“I’ll be honest and say that at first I was shocked and confused as to how you could post things that are supposedly just for you like things about anxiety and depression.”
That was among the contents of a message I received the day after my last breakdown. It was the first sentence, actually. I dialed in on that sentence for a while. I had to understand it. I had to digest it. Analyze it. The sentence that came after stated that the sender did realize how I could do such a thing, how I can be so open about my anxiety and depression to others.
I read the whole message and went back to that first sentence. I kept rereading it like it was a mathematical equation that I was trying to decipher.
“…supposedly just for you…”
I thought about those four words. Thought long and hard (after the coffee kicked in, anyway,) and reached a solution on why that line made me stop to give several minutes to it.
The conclusion? My anxiety and depression, it’s not just for me. It’s not just for myself because I’m not the only one that’s affected by my own anxiety and depression. Life would be perfect if that’s the case, if the only person affected is myself, if the only one I’m dragging down is myself, but no. Life’s not that easy, nor fair. It affects everyone around me. It affects my family. It affects my friends, whether online of outside of the internet. It affects the barista at my favorite coffee shop. It affects the driver of the car behind me when I’m on the road. It affects everyone I interact with on a daily basis.
I have tons of reasons why I speak openly about my anxiety and depression. One of them is that I am trying inform people that I’m not normal like them and don’t do “normal” things like them. That I don’t think like them, that I don’t handle everyday things as well as they do. I talk about my mental health issues to explain to them that I am broken and that I’m doing my damn best to fix what’s broken inside of me.

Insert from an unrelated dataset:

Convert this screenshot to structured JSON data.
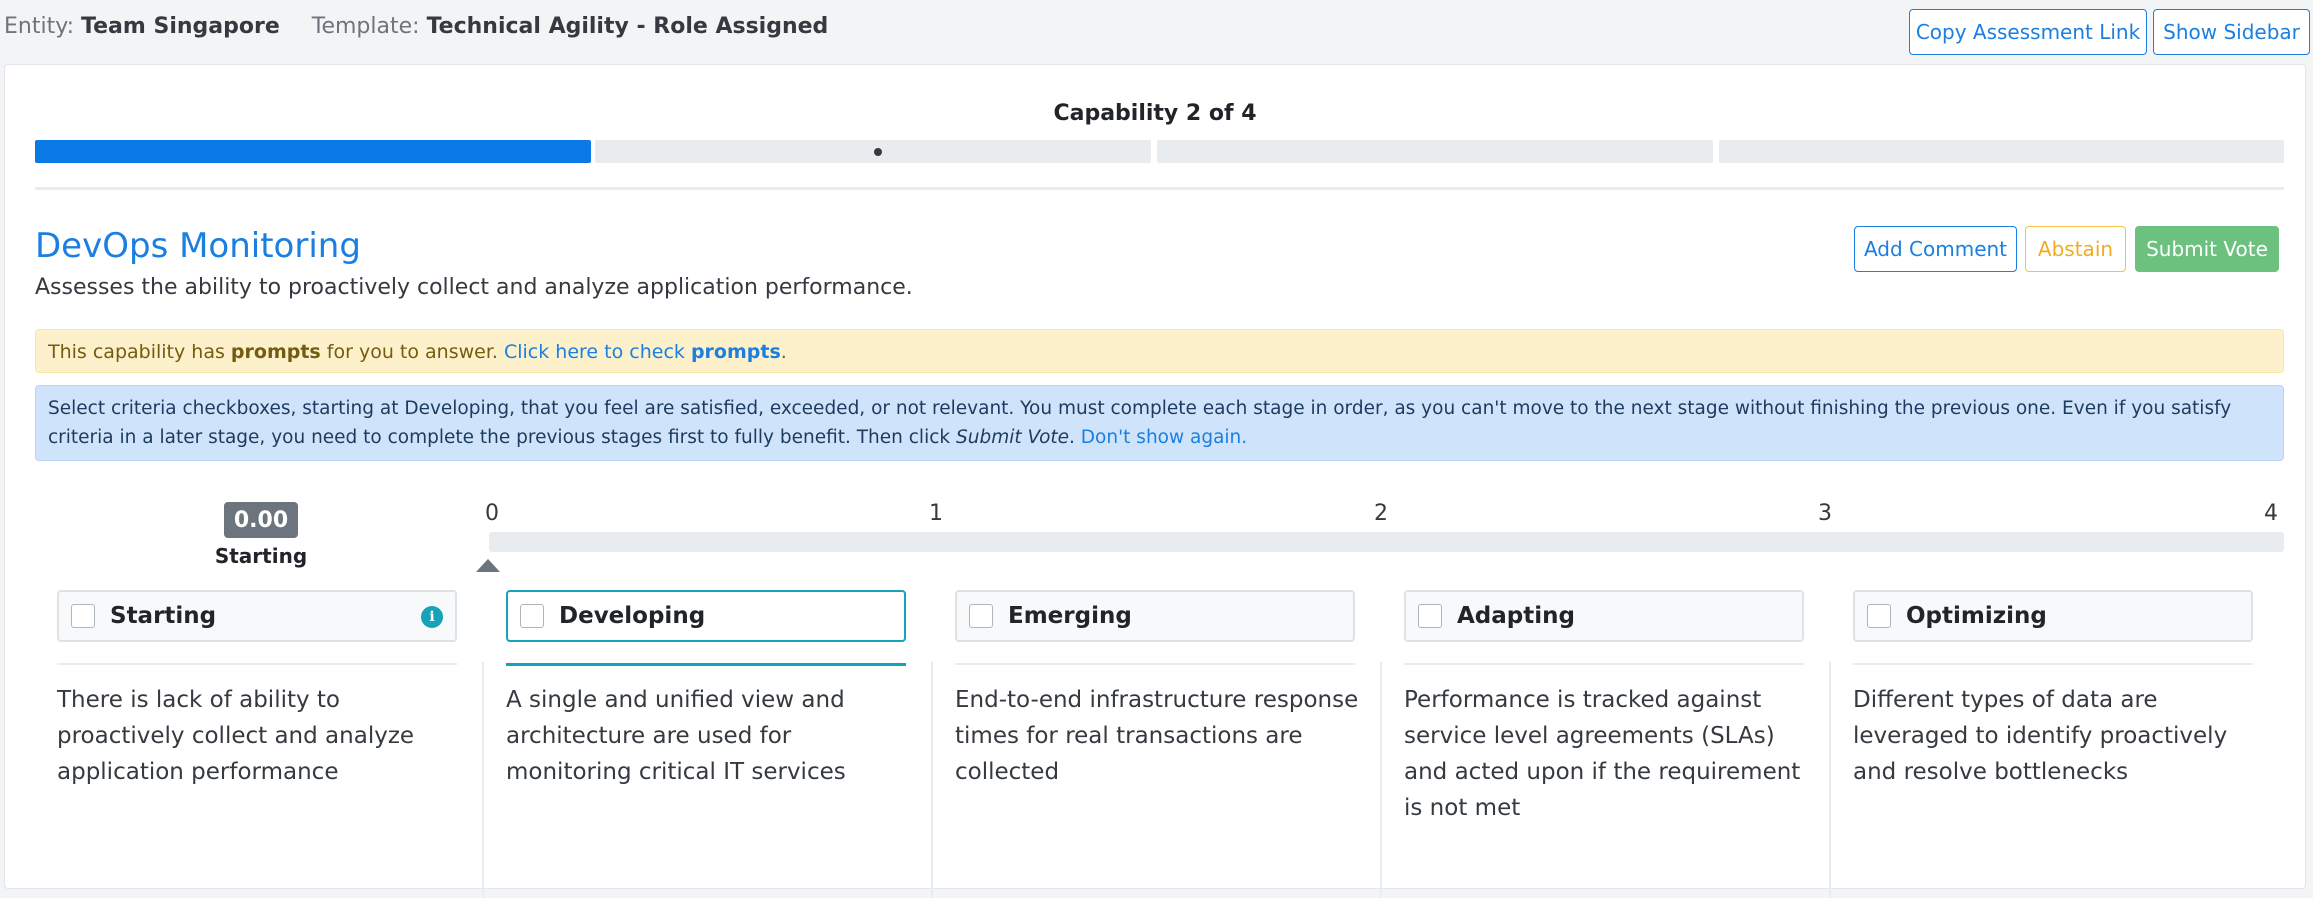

Maybe they’d understand me more. Maybe they won’t. Maybe they don’t believe in psychotherapy and think that having a mental illness is a sign of a weak mind. Maybe they think that I’m merely exaggerating my sadness, romanticizing it, and maybe they even think that I like to be this way. Maybe they think that it’s all in the mind, as opposed to it being all in the brain. Maybe they still believe the stigma attached to mental health issues. But I don’t care. I can’t entertain thoughts from others that will only hinder my recovery. I can’t afford to. It’s my life on the line.
I’m not saying that others should follow suit. I’m not asking anyone who suffers from various mental health issues to openly talk about their suffering. What I do is a choice that I made. Others don’t have to make the same choice. Even though we suffer from depression or anxiety disorders or other illnesses, we’re all different. We all live under different situations. What works for me might not work for others.
I’m open because I live in an environment where I can be free to speak about it. I’m lucky enough to have a family who’s now open to mental health. I’m lucky enough to have a set of friends who doesn’t think that I’m a weirdo or a freak because of my depression, and they accept me and support me in spite of it.
I’d understand if others can’t be as open as I am. Age and living with depression for 31 years have granted me a specific kind of observation in life, a certain viewpoint, which allows me to understand people and situations much more than I could had I been normal.
I’ve gotten messages saying that I’m brave for speaking out about my anxiety and depression. They say that I’m brave for saying what others can’t say. That I’ve given a voice to those who can’t speak about it.
I don’t know if that’s bravery, to be honest. I mean, just listen to the radio and hear the words of local independent bands and singer-songwriters and they’ve been saying all the things that I’ve been saying recently. But I digress.
What’s brave, in my book, is admitting to yourself that there’s something’s wrong with you. That you’re not normal. That you’re not okay. That life gets the best of you and you don’t know how to handle it. That you have a hard time getting out of bed even though you want to. That scarring yourself, whether it’s physical or metaphorical, isn’t the answer anymore. That you’re scared of going out of the house. That you can’t explain what you feel or why you feel it. That you keep pushing people away even though you need them. That you don’t want to keep thinking about ending your life anymore.
Admitting all that to yourself is the bravest thing that you can do. I believe that once you admit that you’re flawed, you’ll sort it out. You’ll be on the right track to becoming the best version of you.
We may be flawed. We may be broken. But there’s nothing wrong with that. There’s nothing wrong with you. We’re human. We’re not perfect. We’re not designed to be perfect. Even normal people have their own flaws in life. Our flaws are just more intense. More pronounced. That doesn’t mean we can’t be fixed, doesn’t mean we can’t get better. We can. We just gotta fight extra hard to survive. And surviving it isn’t as hard as it was before. That feeling that you’re alone? That feeling that no one understands you and what you’re going through? That’s not really true. There are a lot of us out there. There are a lot of us who knows what you’re going through. You’re not alone.
Find us. Seek us. We’re here to help.